Loughery said he believes both the other area hospitals and their nurses are watching the situation at the hospital center because the outcome of the strike could affect, their nursing programs.
The District of Columbia Nurses Association "obviously wants us because we're the biggest. They want a foot in the door," he said. Of the area's major private hospitals, only the nurses at the hospital center and Howard are unionized.
Area hospitals are also monitoring the strike because of its effect on their business. George Washington University Medical Center, for example, has in the past few weeks gone from an 83 percent occupancy rate to a 90 percent rate yesterday. A hospital official said many of the new patients have been admitted by physicians with provileges at both GW and the hospital center.
Existence of the strike was obvious inside the hospital yesterday morning by what was not going on, rather than what was.
Several units had been padlocked after being cleaned and having beds made up. The doors were chained, said Snyder, to keep staffers on duty from using the rooms to nap.
In units still open but unoccupied, one noticed the empty nursing stations and the absence of the 18-tray carts that were being used to deliver breakfast to the units housing patients.
While hospitals are usually quiet above emergency room levels on holiday weekends, the hospital center was noticeably so yesterday, with corridors empty and the normally busy lobby at times occupied only by a guard with a metal detector, one of 93 special guards hired by the hospital for the strike.
Like the staff physicians who struck Washington's Group Health Association 11 days last month, the strike at the hospital center is forcing nurses to make agaonizing choices between what some see as duty to patients and their profession, and others see as their duty to themselves as well as their profession.
Linda Carl, a staff nurse in the hospital's Surgical Intensive Care Unit and a member of the shock-trauma nursing team, was at work yesterday morning, despite the fact that many of her friends and coworkers were on the picket line.
"There are several reasons why I'm at work," she said, "but the first is that the shock-trauma program is pretty important and we've got some pretty sick patients here.
"I feel that morally I just couldn't leave the patients," said Carl, who was careful to stress that she supports the strikers and their goals and has not been pressured or threatened by either side to go out or stay. "We do primary nursing here, and you get pretty involved with one specific patient.
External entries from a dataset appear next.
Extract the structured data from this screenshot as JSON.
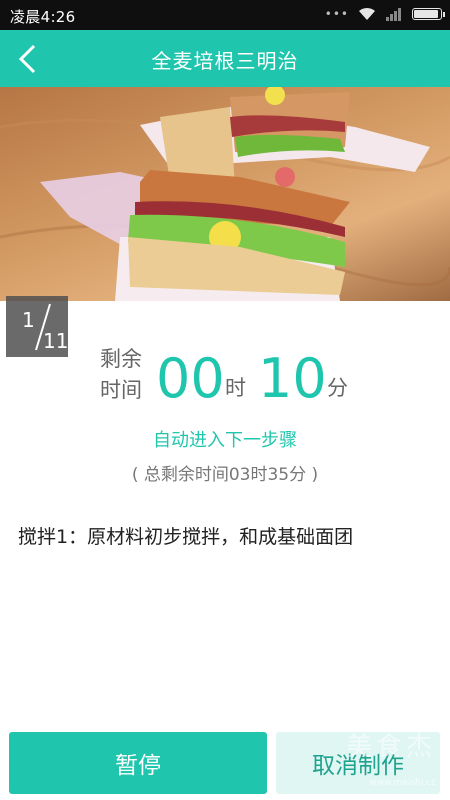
{
  "status": {
    "time": "凌晨4:26"
  },
  "header": {
    "title": "全麦培根三明治"
  },
  "hero": {
    "step_current": "1",
    "step_total": "11"
  },
  "timer": {
    "remain_label": "剩余\n时间",
    "hours": "00",
    "hours_unit": "时",
    "minutes": "10",
    "minutes_unit": "分",
    "auto_next": "自动进入下一步骤",
    "total_remaining": "( 总剩余时间03时35分 )"
  },
  "step": {
    "description": "搅拌1：原材料初步搅拌，和成基础面团"
  },
  "buttons": {
    "pause": "暂停",
    "cancel": "取消制作"
  },
  "watermark": {
    "cn": "美食杰",
    "en": "www.meishi.cc"
  },
  "colors": {
    "accent": "#1fc6ad",
    "status_bar": "#0f0f0f"
  },
  "icons": {
    "back": "chevron-left-icon",
    "wifi": "wifi-icon",
    "signal": "signal-icon",
    "battery": "battery-icon"
  }
}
And when the family gets concerned about the strike and wants to know who's going to take care of my patient, and after you've known them for several weeks, it just gets very difficult to go out.
"What they're asking for is very important, but I just couldn't go out on strike. I wish there was some other way to hassle with the administration," said Carl. "I just can't walk out. It's completely against what I feel is the most important part of my job."
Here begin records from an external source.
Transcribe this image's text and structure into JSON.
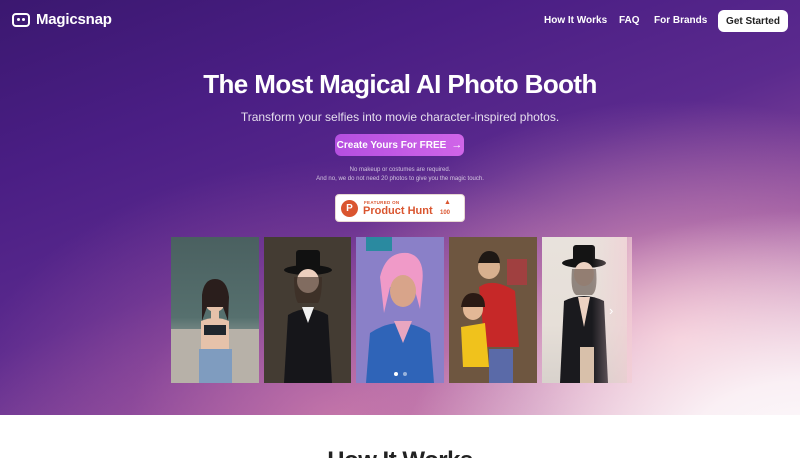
{
  "brand": {
    "name": "Magicsnap",
    "icon": "smiley-icon"
  },
  "nav": {
    "links": [
      "How It Works",
      "FAQ",
      "For Brands"
    ],
    "cta_label": "Get Started"
  },
  "hero": {
    "headline": "The Most Magical AI Photo Booth",
    "subhead": "Transform your selfies into movie character-inspired photos.",
    "cta_label": "Create Yours For FREE",
    "cta_icon": "arrow-right-icon",
    "note_line1": "No makeup or costumes are required.",
    "note_line2": "And no, we do not need 20 photos to give you the magic touch."
  },
  "product_hunt": {
    "featured": "FEATURED ON",
    "name": "Product Hunt",
    "letter": "P",
    "upvotes": "100",
    "color": "#da552f"
  },
  "carousel": {
    "photos": [
      "woman-denim-photo",
      "woman-black-hat-photo",
      "man-pink-hair-photo",
      "couple-hug-photo",
      "woman-black-dress-photo"
    ],
    "active_index": 0,
    "dot_count": 2,
    "next_icon": "chevron-right-icon"
  },
  "next_section": {
    "title": "How It Works"
  },
  "colors": {
    "accent": "#c15de6",
    "hero_top": "#3b1870",
    "hero_bottom": "#f2c8d0"
  }
}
But Elizabeth Savage, a nurse at the hospital center for 14 years, "since Sept. 8, 1964," was picketing the hospital yesterday because of what she sees as a professional duty. "I care, for better patient care," she said.
"If a nurse is happy in her job," said Savage, "she can give better care." She was joined on the picket line by her 4-year-old daughter, Janine. "She woke up at 5:30 this morning and "Can I go on strike with you?'"
At times there were as many as 60 pickets at the center's three entrances, two on Michigan Avenue NE and one on Irving Street NE.
The lines of women and a few men, most in white uniforms, were orderly, if loud at times, with pickets chanting things like "No contract, no work!" and carrying obviously hand-lettered signs with message like "Help us to help you", "The Washington Hospital Center is very unfair" and "Nurses on Strike."